Diversion is something she had always lived with and revealed in. At home she would have the radio on and the television at the same time. From the house to the car she wore headphones until entering the car and turning the key with the dial already turned up and on. If she were in a common social situation she would simply retrieve a book from her purse and read feverishly with the words moving horizontally across her brain blocking the discussions of storm patterns, little league games, and dental jargon. Sure it was harder to pull off in a boat with two strangers traveling down the same river that seemed similar to the repeating backgrounds in a Hanna-Barbera cartoon. It was a challenge, but she still managed to ignore their quest for something more. She disregarded them all to well, yet in her dreams she still saw Richard’s death picture for picture and sound for sound. The way they came out of the woods all in white shooting fire from strange organic contraptions still frightened her. How quickly they took over the boat and pulled them to shore seemed almost super-natural. And then in her dreams she always saw Richard burning like he did. The only difference was at some point in her dreams it switched from what happened to something else. Richard stood in front and to the left of the others in white. He did not flail about anymore, but instead rested now with calm in his eyes as his flesh burned and sizzled. Danny placed himself dead center in front of her chanting words over and over again.
He repeated, “Give her peace and pardon, peace and pardon, peace and pardon.”

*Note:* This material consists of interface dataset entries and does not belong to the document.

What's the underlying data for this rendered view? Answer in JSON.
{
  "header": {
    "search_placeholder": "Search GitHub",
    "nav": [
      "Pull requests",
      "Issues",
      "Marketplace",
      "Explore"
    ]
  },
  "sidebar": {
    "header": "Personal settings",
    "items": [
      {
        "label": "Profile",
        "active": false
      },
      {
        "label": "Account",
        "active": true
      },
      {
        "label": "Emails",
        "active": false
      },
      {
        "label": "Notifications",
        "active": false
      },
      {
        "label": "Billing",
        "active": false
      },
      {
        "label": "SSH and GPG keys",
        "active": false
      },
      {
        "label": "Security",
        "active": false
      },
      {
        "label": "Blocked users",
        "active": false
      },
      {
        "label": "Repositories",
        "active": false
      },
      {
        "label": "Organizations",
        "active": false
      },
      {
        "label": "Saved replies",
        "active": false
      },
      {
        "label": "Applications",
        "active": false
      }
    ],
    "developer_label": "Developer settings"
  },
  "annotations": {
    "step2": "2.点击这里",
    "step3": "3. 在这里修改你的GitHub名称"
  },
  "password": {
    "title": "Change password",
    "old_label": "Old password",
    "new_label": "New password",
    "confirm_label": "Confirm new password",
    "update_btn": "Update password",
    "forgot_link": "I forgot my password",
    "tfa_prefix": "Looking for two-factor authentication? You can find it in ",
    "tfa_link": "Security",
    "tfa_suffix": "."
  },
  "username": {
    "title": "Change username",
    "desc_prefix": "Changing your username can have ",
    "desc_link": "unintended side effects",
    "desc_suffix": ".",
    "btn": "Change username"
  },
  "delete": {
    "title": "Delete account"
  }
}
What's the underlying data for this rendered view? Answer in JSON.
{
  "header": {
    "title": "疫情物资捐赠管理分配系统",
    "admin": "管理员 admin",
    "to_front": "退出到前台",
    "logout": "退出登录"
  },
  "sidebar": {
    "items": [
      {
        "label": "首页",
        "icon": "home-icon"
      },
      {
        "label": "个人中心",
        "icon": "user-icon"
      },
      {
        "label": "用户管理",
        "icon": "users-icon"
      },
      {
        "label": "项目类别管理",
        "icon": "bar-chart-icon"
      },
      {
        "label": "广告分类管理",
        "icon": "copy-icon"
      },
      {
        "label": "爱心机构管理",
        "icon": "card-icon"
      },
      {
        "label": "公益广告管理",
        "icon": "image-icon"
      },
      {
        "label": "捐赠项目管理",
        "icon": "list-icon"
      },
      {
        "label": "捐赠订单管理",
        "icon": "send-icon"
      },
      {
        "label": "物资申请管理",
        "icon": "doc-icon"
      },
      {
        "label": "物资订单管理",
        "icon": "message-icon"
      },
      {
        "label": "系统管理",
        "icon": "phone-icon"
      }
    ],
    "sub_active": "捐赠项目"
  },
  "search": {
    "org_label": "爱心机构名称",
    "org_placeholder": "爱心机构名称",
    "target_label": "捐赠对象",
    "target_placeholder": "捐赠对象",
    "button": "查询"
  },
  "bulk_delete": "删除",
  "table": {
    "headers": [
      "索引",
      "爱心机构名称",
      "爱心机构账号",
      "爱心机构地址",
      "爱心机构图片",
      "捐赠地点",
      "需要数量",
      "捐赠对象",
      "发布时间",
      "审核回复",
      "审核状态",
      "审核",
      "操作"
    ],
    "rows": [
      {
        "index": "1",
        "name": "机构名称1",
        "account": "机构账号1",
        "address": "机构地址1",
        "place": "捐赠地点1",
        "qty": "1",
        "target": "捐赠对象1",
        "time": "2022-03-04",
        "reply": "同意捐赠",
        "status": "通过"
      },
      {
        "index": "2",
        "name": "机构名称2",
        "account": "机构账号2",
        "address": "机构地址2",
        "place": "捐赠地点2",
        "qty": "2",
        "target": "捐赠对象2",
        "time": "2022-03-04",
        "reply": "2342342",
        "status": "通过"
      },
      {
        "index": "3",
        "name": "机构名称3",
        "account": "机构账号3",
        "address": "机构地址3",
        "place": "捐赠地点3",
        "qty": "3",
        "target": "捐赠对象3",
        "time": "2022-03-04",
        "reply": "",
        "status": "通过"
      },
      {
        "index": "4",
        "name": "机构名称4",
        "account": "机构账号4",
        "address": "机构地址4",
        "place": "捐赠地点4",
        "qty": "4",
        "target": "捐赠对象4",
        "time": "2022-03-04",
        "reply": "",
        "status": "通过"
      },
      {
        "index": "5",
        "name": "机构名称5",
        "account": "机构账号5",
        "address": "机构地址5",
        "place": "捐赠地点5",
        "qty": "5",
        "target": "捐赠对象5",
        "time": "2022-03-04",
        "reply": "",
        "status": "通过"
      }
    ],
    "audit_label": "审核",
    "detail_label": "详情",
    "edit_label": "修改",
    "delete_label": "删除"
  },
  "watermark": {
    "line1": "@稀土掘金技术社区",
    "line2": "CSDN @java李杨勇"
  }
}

Her little angel — her little saint stood repeating these words like a machine that somehow evoked more passion within her than she had ever felt. Every night over and over again she had this exact dream and every night at the end of the dream before her eyes opened she got into the boat and left her husband there burning and her son still reciting.
And every morning she woke up and saw the other two still as confused as the days before. She knew where she was, but didn’t have the heart to tell them. She somehow knew that the river had no end and: the boats disappearing, the attacks to her loved ones, and the same dreams every night were there to persuade her. She knew the river would end for her eventually, but that she was not ready for this just yet. She knew this and the boat kept on like an old record turning.